__Your objective__
Copies of all lines containing the string "this" are needed from the data below.

** Supplied records follows **

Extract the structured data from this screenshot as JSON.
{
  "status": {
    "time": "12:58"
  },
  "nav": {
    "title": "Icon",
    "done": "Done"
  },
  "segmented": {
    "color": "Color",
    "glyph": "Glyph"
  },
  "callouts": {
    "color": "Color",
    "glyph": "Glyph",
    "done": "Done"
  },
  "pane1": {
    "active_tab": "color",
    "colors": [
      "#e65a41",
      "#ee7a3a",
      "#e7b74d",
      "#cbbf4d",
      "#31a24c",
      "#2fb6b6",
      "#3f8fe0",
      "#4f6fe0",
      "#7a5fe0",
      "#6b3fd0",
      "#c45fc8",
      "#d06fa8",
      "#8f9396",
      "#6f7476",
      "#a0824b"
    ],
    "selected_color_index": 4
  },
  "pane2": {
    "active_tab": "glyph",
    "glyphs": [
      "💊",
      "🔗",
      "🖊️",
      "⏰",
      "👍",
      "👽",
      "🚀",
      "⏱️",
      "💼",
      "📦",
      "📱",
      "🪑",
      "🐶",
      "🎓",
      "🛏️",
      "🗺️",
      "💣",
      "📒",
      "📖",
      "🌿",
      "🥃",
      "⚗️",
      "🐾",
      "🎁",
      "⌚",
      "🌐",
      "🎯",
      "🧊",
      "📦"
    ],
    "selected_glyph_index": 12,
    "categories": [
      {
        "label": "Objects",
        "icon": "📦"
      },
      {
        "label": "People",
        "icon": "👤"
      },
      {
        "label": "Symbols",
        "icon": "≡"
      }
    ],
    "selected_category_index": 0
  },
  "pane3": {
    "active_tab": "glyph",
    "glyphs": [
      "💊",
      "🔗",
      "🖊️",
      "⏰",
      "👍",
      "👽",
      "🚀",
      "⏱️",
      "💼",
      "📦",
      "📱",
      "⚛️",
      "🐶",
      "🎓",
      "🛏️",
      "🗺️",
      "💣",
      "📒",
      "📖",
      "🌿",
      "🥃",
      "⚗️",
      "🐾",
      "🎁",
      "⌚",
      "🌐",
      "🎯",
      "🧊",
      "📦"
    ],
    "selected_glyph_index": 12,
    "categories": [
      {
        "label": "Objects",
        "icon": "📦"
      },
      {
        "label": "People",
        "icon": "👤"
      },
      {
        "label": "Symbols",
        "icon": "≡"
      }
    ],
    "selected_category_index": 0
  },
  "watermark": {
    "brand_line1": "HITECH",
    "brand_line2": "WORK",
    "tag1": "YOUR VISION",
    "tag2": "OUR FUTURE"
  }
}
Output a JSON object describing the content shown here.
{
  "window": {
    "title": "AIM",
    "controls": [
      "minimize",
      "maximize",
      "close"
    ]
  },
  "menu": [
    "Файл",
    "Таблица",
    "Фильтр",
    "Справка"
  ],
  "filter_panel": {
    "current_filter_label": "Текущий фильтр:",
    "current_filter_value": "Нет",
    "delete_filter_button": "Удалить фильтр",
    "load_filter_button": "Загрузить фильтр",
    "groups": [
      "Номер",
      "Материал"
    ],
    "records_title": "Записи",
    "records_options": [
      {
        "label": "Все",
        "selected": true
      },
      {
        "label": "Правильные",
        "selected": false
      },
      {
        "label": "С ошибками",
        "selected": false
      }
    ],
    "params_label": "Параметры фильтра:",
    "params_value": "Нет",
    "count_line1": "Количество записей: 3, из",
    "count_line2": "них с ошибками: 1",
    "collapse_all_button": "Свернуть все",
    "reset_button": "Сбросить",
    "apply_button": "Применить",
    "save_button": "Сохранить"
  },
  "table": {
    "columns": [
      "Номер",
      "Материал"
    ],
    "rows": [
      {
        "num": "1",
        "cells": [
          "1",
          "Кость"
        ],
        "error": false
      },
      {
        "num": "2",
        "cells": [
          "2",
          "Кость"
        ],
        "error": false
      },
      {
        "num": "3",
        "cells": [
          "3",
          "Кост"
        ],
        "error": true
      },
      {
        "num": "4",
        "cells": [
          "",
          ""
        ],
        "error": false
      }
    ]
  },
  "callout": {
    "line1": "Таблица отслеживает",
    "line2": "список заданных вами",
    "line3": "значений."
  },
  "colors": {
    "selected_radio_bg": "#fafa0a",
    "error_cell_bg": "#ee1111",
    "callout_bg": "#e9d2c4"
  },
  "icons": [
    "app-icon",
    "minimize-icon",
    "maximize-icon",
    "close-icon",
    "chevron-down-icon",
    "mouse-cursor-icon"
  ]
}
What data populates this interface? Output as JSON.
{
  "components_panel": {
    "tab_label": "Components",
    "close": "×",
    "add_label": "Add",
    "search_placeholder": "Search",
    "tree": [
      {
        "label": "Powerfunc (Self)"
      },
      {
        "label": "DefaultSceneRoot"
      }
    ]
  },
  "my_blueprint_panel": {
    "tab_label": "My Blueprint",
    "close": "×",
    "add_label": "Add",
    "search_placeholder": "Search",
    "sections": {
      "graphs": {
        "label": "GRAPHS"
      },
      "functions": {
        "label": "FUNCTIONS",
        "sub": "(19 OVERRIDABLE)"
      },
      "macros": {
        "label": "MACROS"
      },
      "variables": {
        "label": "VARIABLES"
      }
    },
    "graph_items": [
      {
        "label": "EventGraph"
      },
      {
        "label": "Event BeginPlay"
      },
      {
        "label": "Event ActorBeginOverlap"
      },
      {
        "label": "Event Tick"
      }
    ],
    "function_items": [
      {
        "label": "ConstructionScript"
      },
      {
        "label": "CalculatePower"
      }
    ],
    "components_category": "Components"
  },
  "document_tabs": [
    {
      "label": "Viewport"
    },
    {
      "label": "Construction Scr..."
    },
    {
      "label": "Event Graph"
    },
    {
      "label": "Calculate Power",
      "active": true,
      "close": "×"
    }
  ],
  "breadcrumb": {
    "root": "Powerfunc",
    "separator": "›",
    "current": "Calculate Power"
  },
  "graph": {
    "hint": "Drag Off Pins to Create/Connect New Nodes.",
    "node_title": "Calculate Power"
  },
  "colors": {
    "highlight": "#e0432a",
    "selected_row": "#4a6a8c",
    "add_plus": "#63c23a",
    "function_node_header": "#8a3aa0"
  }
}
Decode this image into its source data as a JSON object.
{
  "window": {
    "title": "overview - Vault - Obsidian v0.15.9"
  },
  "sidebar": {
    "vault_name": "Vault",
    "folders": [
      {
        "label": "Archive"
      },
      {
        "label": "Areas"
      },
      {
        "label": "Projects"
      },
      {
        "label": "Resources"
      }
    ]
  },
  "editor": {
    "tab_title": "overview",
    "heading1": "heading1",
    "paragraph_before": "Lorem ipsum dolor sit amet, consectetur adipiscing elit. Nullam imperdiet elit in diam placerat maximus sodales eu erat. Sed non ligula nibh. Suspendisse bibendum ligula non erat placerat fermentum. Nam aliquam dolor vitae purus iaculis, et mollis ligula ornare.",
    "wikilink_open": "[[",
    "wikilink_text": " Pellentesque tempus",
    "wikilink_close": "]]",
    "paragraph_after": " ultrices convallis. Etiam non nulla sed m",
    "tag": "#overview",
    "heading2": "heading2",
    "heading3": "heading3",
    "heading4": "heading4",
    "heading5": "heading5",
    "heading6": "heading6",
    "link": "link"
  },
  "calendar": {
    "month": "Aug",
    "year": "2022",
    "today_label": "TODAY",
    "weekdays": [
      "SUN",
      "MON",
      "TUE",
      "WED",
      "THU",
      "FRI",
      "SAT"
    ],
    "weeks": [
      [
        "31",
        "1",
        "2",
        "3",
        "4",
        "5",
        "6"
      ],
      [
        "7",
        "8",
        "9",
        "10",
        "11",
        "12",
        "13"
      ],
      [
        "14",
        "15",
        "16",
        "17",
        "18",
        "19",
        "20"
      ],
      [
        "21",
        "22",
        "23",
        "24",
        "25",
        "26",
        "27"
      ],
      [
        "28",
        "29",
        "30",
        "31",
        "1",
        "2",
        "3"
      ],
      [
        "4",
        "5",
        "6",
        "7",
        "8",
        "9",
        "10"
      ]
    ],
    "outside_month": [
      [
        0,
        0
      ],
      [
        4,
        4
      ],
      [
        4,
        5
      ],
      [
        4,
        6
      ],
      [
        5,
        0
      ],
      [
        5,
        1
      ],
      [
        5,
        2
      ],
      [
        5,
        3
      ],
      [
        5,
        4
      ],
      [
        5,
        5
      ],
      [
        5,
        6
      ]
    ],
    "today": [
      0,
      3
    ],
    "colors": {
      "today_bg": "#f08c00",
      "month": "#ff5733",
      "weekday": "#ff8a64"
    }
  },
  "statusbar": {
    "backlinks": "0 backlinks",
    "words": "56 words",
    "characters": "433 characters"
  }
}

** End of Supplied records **

__Solved problem__
Extract the structured data from this screenshot as JSON.
What data populates this interface? Output as JSON.
Decode this image into its source data as a JSON object.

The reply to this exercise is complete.